CERTIFICATE FROM THE CIRCUIT COURT OF APPEALS FOR THE FOURTH CIRCUIT.
Hughes, Holmes, Van Devanter, McReynolds, Brandeis, Sutherland, Butler, Stone, Roberts
MR. JUSTICE ROBERTS delivered the opinion of the Court.
The facts stated in the certificate follow.
July 1, 1925, Edwards-Slaughter Co., Inc., executed a deed of trust to State-Planters Bank and Trust Company to secure $60,000 in bonds, the payment of which was guaranteed by First National Company. It also executed and delivered to the bank its promissory note in the sum of $20,000, secured by a preferred maritime mortgage on
one of its vessels, to be held under the terms of the trust instrument as security for the bonds. In accordance with article ten of the deed, which required that, so long as any of the bonds should be outstanding, the bankrupt should carry fire and marine insurance on its steamers, endorsed to the trustee, policies upon the vessel in the amount of $60,000, payable to the bankrupt and to the bank as trustee, were duly delivered to the latter. Subsequently, when these policies were about to lapse for nonpayment of premiums, the bank paid the same and renewed the policies with funds furnished to it upon demand by the guarantor.

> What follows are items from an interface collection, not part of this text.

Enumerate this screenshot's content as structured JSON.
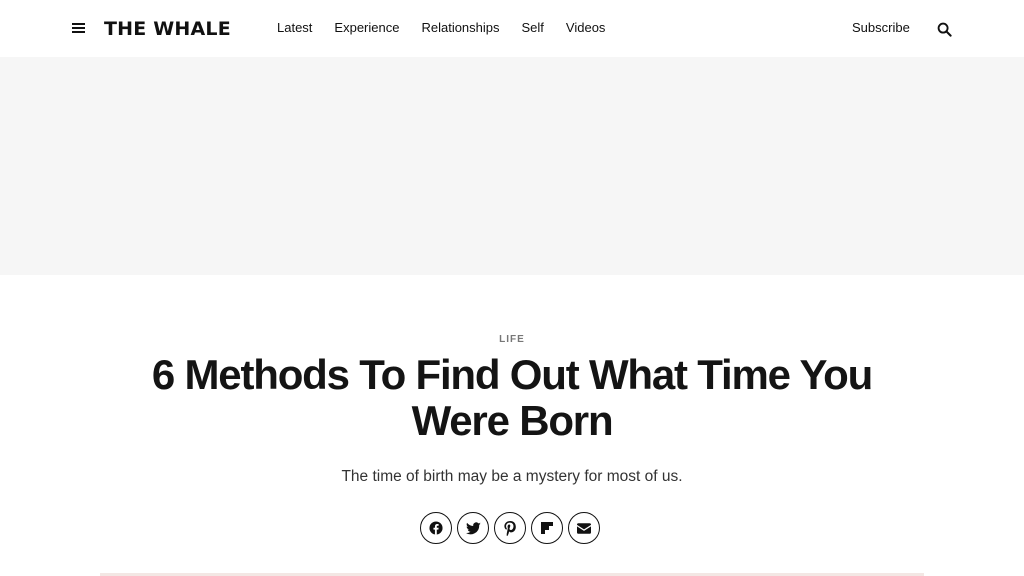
{
  "header": {
    "logo": "THE WHALE",
    "nav": [
      "Latest",
      "Experience",
      "Relationships",
      "Self",
      "Videos"
    ],
    "subscribe_label": "Subscribe",
    "icons": {
      "menu": "hamburger-menu-icon",
      "search": "search-icon"
    }
  },
  "article": {
    "category": "LIFE",
    "title": "6 Methods To Find Out What Time You Were Born",
    "subtitle": "The time of birth may be a mystery for most of us."
  },
  "share": {
    "icons": [
      "facebook-icon",
      "twitter-icon",
      "pinterest-icon",
      "flipboard-icon",
      "email-icon"
    ]
  },
  "colors": {
    "ad_background": "#f6f6f6",
    "text": "#111111",
    "kicker": "#777777"
  }
}
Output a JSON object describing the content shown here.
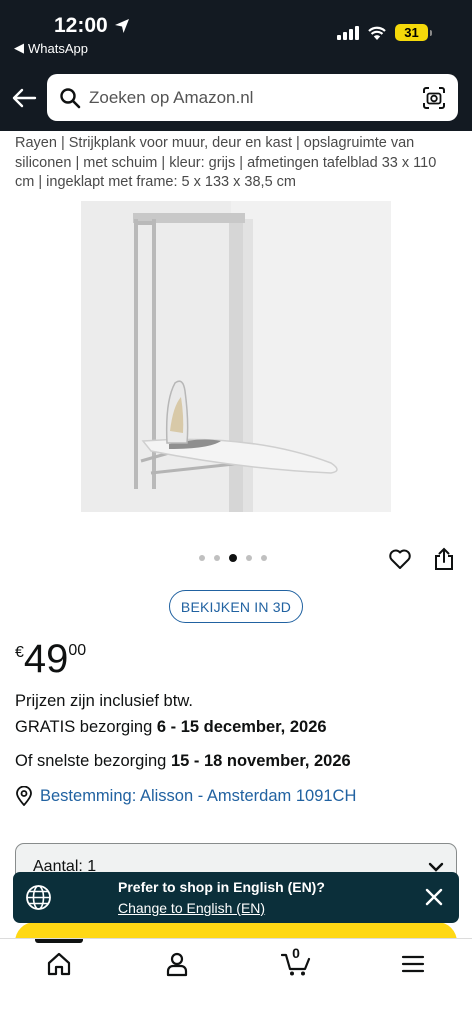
{
  "status_bar": {
    "time": "12:00",
    "back_app": "WhatsApp",
    "battery": "31"
  },
  "search": {
    "placeholder": "Zoeken op Amazon.nl"
  },
  "product": {
    "title": "Rayen | Strijkplank voor muur, deur en kast | opslagruimte van siliconen | met schuim | kleur: grijs | afmetingen tafelblad 33 x 110 cm | ingeklapt met frame: 5 x 133 x 38,5 cm",
    "image_index": 3,
    "image_count": 5,
    "view_3d_label": "BEKIJKEN IN 3D",
    "price": {
      "currency": "€",
      "whole": "49",
      "fraction": "00"
    },
    "vat_note": "Prijzen zijn inclusief btw.",
    "delivery_prefix": "GRATIS bezorging",
    "delivery_dates": "6 - 15 december, 2026",
    "fast_prefix": "Of snelste bezorging",
    "fast_dates": "15 - 18 november, 2026",
    "destination": "Bestemming: Alisson - Amsterdam 1091CH",
    "quantity_label": "Aantal: 1"
  },
  "language_banner": {
    "question": "Prefer to shop in English (EN)?",
    "link": "Change to English (EN)"
  },
  "bottom_nav": {
    "cart_count": "0",
    "items": [
      "home-icon",
      "account-icon",
      "cart-icon",
      "menu-icon"
    ]
  },
  "colors": {
    "header_bg": "#131a22",
    "link_blue": "#2162a1",
    "banner_bg": "#0b2f3a",
    "cart_yellow": "#ffd814",
    "battery_yellow": "#f5d90a"
  }
}
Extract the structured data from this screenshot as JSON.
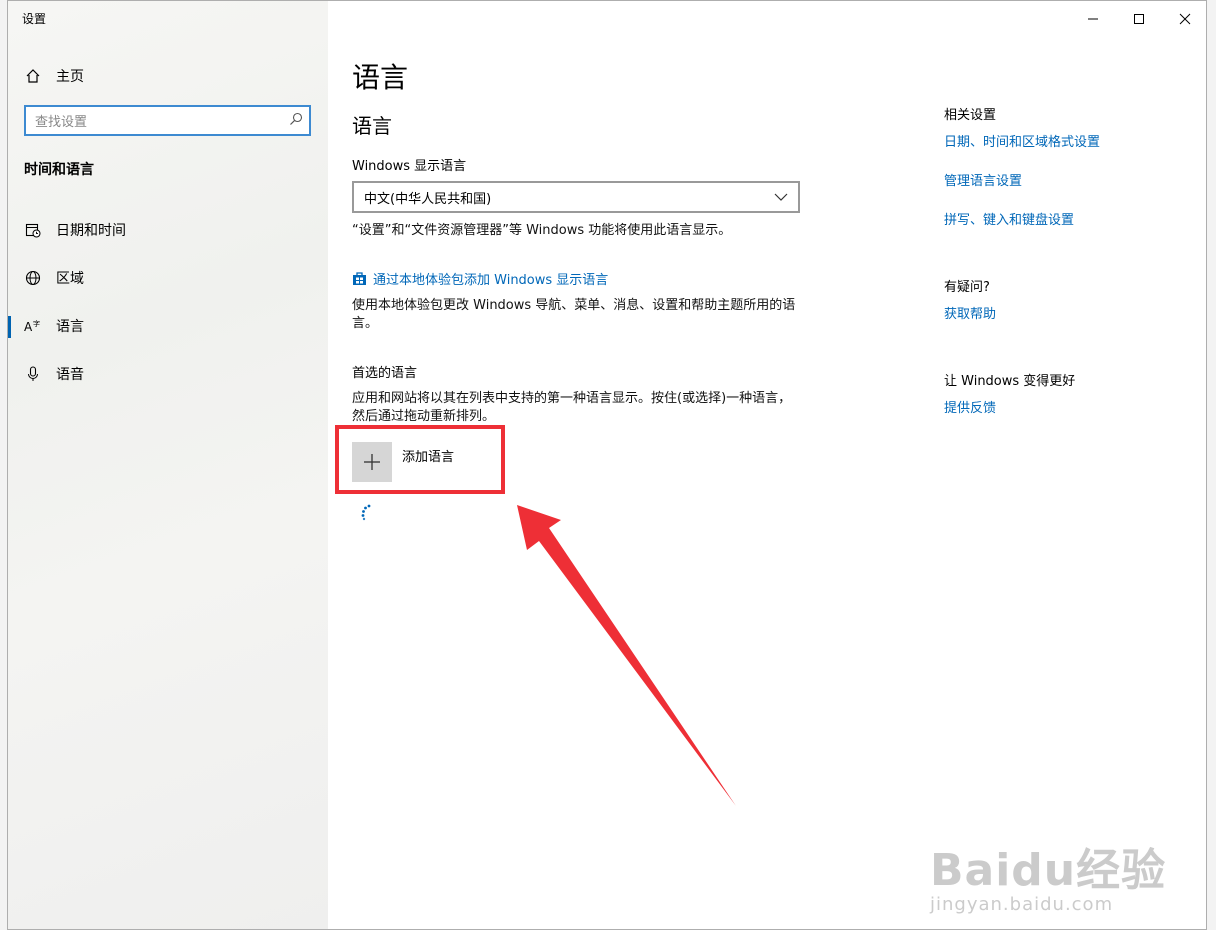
{
  "window": {
    "app_title": "设置"
  },
  "sidebar": {
    "home_label": "主页",
    "search_placeholder": "查找设置",
    "section_label": "时间和语言",
    "items": [
      {
        "label": "日期和时间",
        "icon": "calendar-clock-icon"
      },
      {
        "label": "区域",
        "icon": "globe-icon"
      },
      {
        "label": "语言",
        "icon": "language-icon",
        "active": true
      },
      {
        "label": "语音",
        "icon": "microphone-icon"
      }
    ]
  },
  "main": {
    "page_title": "语言",
    "section_title": "语言",
    "display_language_label": "Windows 显示语言",
    "display_language_value": "中文(中华人民共和国)",
    "display_language_desc": "“设置”和“文件资源管理器”等 Windows 功能将使用此语言显示。",
    "add_pack_link": "通过本地体验包添加 Windows 显示语言",
    "add_pack_desc": "使用本地体验包更改 Windows 导航、菜单、消息、设置和帮助主题所用的语言。",
    "preferred_label": "首选的语言",
    "preferred_desc": "应用和网站将以其在列表中支持的第一种语言显示。按住(或选择)一种语言，然后通过拖动重新排列。",
    "add_language_label": "添加语言"
  },
  "related": {
    "heading": "相关设置",
    "links": [
      "日期、时间和区域格式设置",
      "管理语言设置",
      "拼写、键入和键盘设置"
    ],
    "question_heading": "有疑问?",
    "help_link": "获取帮助",
    "feedback_heading": "让 Windows 变得更好",
    "feedback_link": "提供反馈"
  },
  "watermark": {
    "main": "Baidu经验",
    "sub": "jingyan.baidu.com"
  },
  "colors": {
    "accent": "#0067b8",
    "highlight_box": "#ee2f36"
  }
}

The steamship was destroyed by fire on September 18, 1927, and the net sum of $58,256.67 was collected on the policies. A controversy arose as to whether the whole fund or only $20,000 thereof was applicable to the bonds secured by the deed of trust, the bank contending that it was entitled to apply the entire amount to this purpose, because of a provision of the deed to the effect that all proceeds of insurance should be treated in the same manner as those from a sale by foreclosure and should be applied in payment of bonds. For the purpose of determining this dispute the bank filed its bill in the state court, against the bankrupt and others, in which it alleged that the holders of the bonds and coupons were entitled to the entire proceeds of the policies, but that, as certain claims had been asserted thereagainst by others than the bond and coupon holders, it desired to have the guidance and protection of the court, and therefore requested it to supervise the distribution of the fund. The bankrupt and the guarantor filed answers alleging that the whole of the insurance moneys should be applied to the payment of the bonds and coupons, and praying that they be so used.
The suit was instituted February 8, 1928, and on May 24 was referred to a master in chancery, who filed his report
on September 29. Prior thereto, on August 8, Edwards-Slaughter Co., Inc., had been adjudged a bankrupt. Upon the filing of the master's report the district judge issued a rule against the bank and its attorneys, Leake and Buford, to show cause why they should not be enjoined from further prosecuting the suit in the state court. This rule was made absolute, and an order was entered directing the bank to pay the fund in its hands into the bankruptcy court. From this order the bank and its attorneys appealed. Pursuant to the order the fund was paid over to the trustees and is now held by them.
First National Company, not having been made a party to the rule, filed its petition challenging the jurisdiction of the court to interfere with the state court proceedings, or summarily to require an adverse claimant of the fund in controversy to pay the same into court, and praying that the injunction and order be set aside and the money returned to the bank. Upon objection by the trustees in bankruptcy ...